One of the most interesting aspects of the 26-page annual missive penned by Berkshire Hathaway Inc. Chairman Warren Buffett was the reproduction of a 1939 letter from his grandfather and the mathematical trajectory one can trace from a homespun lesson on savings to Berkshire’s ability to massively benefit from the recent financial crisis.
In that 1939 letter from Ernest Buffett to one of his sons and the son’s wife, Ernest described the $1000 cash reserve he had built for them. “I hope it never happens to you, but the chances are that some day you will need money, and need it badly, and with this thought in view, I started a fund …” Ernest wrote. Without liquidity, he said, one might have to “sacrifice some of their holdings” when cash was immediately needed.
Even near the end of that most difficult decade of the 1930s, Ernest Buffett had faith in the value of U.S. currency. He advised his son and daughter-in-law to “place this envelope (of $1000) in your safety deposit box…”
At Berkshire Hathaway, Warren Buffett noted, they typically keep about $20 billion on hand, some because you never know what’s going to happen when you are in the insurance business. But that cash on hand, in Buffett’s words, allows the company in crises to “play offense while others scramble for survival.” In 25 days following the Lehman bankruptcy in 2008, Buffett added, Berkshire Hathaway invested $15.6 billion.

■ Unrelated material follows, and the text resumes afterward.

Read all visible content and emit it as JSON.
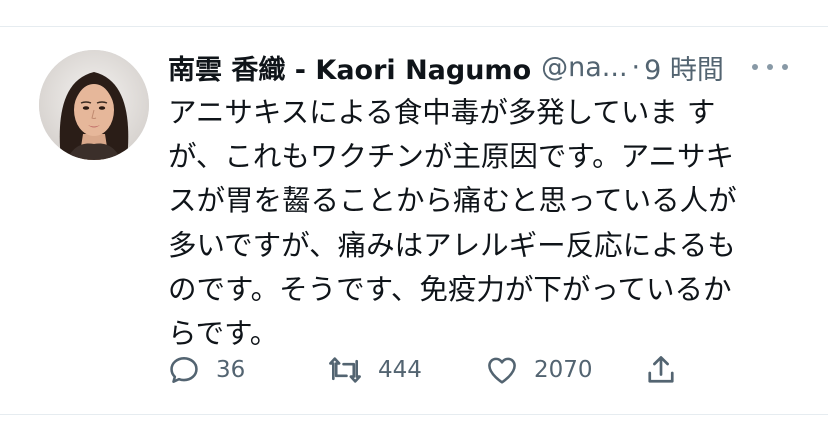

Some of those investments are coming due, Buffett lamented, as companies that needed Berkshire’s money desperately in the dark days of the fall of 2008 are gathering the strength to repay. They will repay at an aggregate premium of $1.4 billion, he said.
Proifiting during panics because of solid financial strength and lots of cash on hand might seem to stand in contrast to Buffett’s version of morning in America. Near the start of his letter, Buffett was downright inspirational. He would no doubt lift the spirits of any debt-ridden American reader who is constantly being told other nations are poised to pass America in economic strength, educational strength and other measures.
The 80-year-old Buffett wrote: “Throughout my lifetime, politicians and pundits have constantly moaned about terrifying problems facing America … The prophets of doom have overlooked the all-important factor that is certain: human potential is far from exhausted, and the American system for unleashing that potential … remains alive and effetive.”
Of course, when things aren’t going badly, Berkshire’s got railroads and utilities and insurance companies and a lot more companies that will prosper in good times.